Exercise brief: Scan the following material for the string "схемы" and copy each line in which it appears.

Record extracts:
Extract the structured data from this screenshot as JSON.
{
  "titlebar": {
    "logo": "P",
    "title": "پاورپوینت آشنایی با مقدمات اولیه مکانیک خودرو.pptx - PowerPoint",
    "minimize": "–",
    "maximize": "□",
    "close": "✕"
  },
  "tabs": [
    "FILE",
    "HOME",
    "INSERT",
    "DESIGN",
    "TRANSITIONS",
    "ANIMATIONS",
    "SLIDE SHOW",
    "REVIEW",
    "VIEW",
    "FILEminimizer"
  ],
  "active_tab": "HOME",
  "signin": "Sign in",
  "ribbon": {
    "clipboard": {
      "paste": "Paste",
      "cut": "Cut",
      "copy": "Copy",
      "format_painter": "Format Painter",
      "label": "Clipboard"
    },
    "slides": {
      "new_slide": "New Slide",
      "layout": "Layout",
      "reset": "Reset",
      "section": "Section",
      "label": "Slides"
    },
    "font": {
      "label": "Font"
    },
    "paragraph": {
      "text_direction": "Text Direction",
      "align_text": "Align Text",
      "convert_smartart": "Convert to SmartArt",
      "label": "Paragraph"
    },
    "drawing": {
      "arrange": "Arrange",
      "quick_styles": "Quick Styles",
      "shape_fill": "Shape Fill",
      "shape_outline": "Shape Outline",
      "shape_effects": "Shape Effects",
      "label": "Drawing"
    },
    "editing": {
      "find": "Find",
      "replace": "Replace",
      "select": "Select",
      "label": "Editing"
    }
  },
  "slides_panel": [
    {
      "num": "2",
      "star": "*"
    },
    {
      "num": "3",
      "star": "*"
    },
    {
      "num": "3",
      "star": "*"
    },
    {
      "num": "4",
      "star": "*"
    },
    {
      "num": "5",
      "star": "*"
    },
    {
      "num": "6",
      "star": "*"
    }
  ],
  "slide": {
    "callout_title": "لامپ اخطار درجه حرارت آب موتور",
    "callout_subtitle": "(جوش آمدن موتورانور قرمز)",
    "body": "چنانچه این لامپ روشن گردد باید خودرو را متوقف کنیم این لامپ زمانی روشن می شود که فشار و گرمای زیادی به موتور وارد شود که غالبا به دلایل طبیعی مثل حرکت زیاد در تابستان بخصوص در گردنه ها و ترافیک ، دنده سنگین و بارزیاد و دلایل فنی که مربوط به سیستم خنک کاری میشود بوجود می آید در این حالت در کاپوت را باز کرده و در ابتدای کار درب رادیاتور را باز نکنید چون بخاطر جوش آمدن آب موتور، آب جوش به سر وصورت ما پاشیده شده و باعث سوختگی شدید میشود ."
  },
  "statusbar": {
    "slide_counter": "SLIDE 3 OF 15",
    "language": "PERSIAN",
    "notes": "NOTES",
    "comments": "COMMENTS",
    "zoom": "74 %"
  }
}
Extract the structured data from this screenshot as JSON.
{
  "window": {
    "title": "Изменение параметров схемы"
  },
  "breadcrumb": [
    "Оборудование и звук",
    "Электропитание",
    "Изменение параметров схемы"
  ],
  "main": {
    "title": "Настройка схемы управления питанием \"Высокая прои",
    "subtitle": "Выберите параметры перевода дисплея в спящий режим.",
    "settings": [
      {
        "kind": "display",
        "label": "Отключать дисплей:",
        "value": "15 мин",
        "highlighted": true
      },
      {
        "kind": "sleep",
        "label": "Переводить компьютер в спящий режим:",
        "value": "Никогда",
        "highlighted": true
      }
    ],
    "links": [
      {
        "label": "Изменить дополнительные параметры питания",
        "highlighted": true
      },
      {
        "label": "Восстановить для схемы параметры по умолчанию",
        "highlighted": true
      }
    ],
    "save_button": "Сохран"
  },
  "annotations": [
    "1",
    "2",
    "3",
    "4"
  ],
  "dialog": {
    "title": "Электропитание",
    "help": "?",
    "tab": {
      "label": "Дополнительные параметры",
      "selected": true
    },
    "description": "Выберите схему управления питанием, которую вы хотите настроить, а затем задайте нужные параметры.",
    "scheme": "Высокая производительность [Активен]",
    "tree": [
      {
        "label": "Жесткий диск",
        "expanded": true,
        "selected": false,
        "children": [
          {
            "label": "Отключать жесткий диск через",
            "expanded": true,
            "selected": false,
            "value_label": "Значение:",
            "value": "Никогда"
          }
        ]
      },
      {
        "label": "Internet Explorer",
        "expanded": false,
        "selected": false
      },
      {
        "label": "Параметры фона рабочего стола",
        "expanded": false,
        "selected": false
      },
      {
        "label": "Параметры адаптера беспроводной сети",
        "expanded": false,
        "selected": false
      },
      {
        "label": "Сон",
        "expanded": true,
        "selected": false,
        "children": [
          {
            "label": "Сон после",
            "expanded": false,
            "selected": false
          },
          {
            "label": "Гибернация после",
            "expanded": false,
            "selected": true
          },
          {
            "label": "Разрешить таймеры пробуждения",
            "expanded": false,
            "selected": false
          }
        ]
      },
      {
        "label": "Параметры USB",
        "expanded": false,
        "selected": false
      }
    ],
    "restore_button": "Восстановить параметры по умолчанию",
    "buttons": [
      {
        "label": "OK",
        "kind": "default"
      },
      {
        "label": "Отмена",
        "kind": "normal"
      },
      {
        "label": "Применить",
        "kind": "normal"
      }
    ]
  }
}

Answer for this exercise:
    "title": "Изменение параметров схемы"
    "Изменение параметров схемы"
    "title": "Настройка схемы управления питанием \"Высокая прои",
        "label": "Восстановить для схемы параметры по умолчанию",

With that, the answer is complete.